Blog & Updates
Despite Obstacles, Immigrants Continue to Call America Home
September 15, 2009 - Posted by Maurice Belanger
September 17 is Citizenship Day, a time to take stock of the commitment immigrants make to their adopted country. It is also a time to reflect on how we encourage (or don’t encourage) immigrants to become fully American.
On September 9, Public Agenda released a new survey to gauge how immigrants feel about their life in the U.S. The new survey, A Place to Call Home: What Immigrants Now Say About Life in America, asked 1,138 immigrants about (among other things) their attitude towards becoming citizens. Of those who were not already citizens and are legal residents, 87 percent say they are either in the process of becoming citizens or that they plan to become citizens in the future. The top reasons that immigrants gave on this survey for becoming citizens were: to have equal rights and responsibilities (80 percent) to have the right to vote (78 percent); to have better legal rights and protections (78 percent); to show a commitment and pride in being American (71 percent).
Public Agenda did a similar survey in 2002, and they note that since then, there has been an increase in immigrants who say that they want to become citizens in order to make it easier to bring other family members to the U.S. This could be seen as a consequence of the increasingly long visa backlogs that have developed for the family members of permanent legal residents in an immigration system that has not been updated in two decades.
While immigrants in the 2009 survey (and others before it) show their eagerness to join our civic life, they face increasing barriers. On September 11, the National Council of La Raza released a paper highlighting a sharp decrease in naturalization applications in recent months. This decrease in citizenship applications is occurring in the context of the current economic crisis and a sharp increase in naturalization application fees. From 2006-2007, the median income for non-citizens had dropped 7.3 percent and has not recovered. In 2007, the fee for the naturalization application went from $330 to $595, on top of which there is an additional $80 charge for fingerprinting.
The concern is that, for low-income applicants, citizenship is being priced out of reach. It is time to re-think how the immigration service agency is funded. Currently, immigrants pay not just for the processing of their own application, but also for infrastructure improvements at the U.S. Citizenship and Immigration Services (USCIS, the immigration service agency), some immigration enforcement functions, and the processing of the applications of other immigrants who are not charged a fee.

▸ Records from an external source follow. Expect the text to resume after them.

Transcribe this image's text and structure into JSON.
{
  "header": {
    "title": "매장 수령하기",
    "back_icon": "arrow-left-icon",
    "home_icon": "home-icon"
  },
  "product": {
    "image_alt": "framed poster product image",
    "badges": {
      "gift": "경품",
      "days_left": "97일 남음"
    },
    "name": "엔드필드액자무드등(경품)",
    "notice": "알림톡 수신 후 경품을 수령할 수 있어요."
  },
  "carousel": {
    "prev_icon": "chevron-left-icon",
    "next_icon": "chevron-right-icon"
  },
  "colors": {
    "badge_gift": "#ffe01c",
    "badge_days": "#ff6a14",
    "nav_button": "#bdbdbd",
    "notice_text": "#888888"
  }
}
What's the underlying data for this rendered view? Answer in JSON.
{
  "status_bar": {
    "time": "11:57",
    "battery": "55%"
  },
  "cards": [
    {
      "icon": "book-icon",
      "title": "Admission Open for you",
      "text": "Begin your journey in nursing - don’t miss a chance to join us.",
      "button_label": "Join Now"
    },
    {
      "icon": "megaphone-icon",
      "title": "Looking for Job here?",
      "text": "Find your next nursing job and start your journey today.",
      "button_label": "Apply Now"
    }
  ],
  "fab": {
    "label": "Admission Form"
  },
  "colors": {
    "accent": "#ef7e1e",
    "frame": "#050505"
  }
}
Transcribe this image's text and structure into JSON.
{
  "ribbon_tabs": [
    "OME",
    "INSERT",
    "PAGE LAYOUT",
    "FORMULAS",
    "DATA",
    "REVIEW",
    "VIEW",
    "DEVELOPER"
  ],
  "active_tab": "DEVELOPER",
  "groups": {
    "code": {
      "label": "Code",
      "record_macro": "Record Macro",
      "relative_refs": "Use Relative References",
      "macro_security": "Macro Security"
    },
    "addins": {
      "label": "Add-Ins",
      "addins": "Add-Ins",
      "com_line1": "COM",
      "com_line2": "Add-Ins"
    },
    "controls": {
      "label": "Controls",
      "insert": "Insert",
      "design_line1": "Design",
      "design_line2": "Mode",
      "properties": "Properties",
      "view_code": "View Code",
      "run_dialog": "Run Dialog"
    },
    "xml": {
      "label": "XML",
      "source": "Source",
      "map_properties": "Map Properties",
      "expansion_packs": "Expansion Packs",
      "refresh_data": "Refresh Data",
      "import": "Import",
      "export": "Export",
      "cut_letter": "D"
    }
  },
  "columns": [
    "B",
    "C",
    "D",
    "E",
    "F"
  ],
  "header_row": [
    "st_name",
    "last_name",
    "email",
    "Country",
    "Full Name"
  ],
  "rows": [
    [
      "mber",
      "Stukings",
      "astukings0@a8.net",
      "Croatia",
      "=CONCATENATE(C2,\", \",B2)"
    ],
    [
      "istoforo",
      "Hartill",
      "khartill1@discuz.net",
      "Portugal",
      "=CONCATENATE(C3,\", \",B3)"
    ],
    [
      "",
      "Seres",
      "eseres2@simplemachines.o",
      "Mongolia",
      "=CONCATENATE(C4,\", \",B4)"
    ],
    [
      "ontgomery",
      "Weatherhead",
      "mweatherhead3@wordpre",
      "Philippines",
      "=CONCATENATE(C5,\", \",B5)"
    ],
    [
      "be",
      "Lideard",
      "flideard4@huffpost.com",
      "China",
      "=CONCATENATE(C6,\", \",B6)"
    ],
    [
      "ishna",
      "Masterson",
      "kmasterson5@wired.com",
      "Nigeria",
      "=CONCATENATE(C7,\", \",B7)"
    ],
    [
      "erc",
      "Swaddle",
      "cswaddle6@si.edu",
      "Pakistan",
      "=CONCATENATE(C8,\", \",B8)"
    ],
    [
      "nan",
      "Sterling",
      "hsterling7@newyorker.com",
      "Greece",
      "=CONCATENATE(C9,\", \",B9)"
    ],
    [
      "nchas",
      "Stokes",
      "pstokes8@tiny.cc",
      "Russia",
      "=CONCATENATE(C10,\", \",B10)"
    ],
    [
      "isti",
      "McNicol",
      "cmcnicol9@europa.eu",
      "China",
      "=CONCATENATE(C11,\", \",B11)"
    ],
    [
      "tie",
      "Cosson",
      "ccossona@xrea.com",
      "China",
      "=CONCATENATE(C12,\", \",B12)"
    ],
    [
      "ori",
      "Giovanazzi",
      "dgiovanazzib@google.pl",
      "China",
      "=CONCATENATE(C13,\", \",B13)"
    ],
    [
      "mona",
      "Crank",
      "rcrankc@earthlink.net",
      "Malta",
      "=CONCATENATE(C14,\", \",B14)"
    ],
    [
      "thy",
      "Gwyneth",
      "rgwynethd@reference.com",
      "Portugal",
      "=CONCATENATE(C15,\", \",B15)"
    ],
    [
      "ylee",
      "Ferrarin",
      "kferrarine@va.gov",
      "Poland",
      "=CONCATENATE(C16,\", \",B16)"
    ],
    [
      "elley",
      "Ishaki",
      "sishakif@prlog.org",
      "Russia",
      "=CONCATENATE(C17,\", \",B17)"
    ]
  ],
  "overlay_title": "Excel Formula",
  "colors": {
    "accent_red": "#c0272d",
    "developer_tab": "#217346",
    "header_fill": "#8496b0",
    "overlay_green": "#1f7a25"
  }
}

Piling all those costs on to individual applicants is a problem for the agency as well. It derives almost all of its revenue from fees, and when immigrants can’t pay, USCIS must scramble to make adjustments to its budget. According to the Associated Press, USCIS is expecting a shortfall of almost $300 million by the end of its Fiscal Year on September 30 due to the drop in naturalization and other immigration applications.
The agency may be in another cycle of catching up with its work after a surge in fee revenue and then falling behind when fee revenue falls short. It is time for a change in the way USCIS is funded. (You can read more on the history of recent naturalization backlogs and efforts to catch up in this report.)
The Administration, in its budget request for next year, has begun to recognize the problem, and has asked Congress for appropriations to cover the cost of some of the expenses that immigrants now pay for, but that are not related to their applications. The outcome of that request is still uncertain. The House is willing to give the Administration much of what it asked for; the Senate very little.
Despite the increasing hardships, immigrants continue to overcome the obstacles and become Americans. If you haven’t seen a ceremony where immigrants are sworn in as U.S. citizens, you might have your chance on September 17. In honor of Citizenship Day, USCIS will conduct 73 special ceremonies from Camden, New Jersey, to Yosemite National Park, California. On that day, 8,328 immigrants will take the Oath of Allegiance and join us in this great American experiment.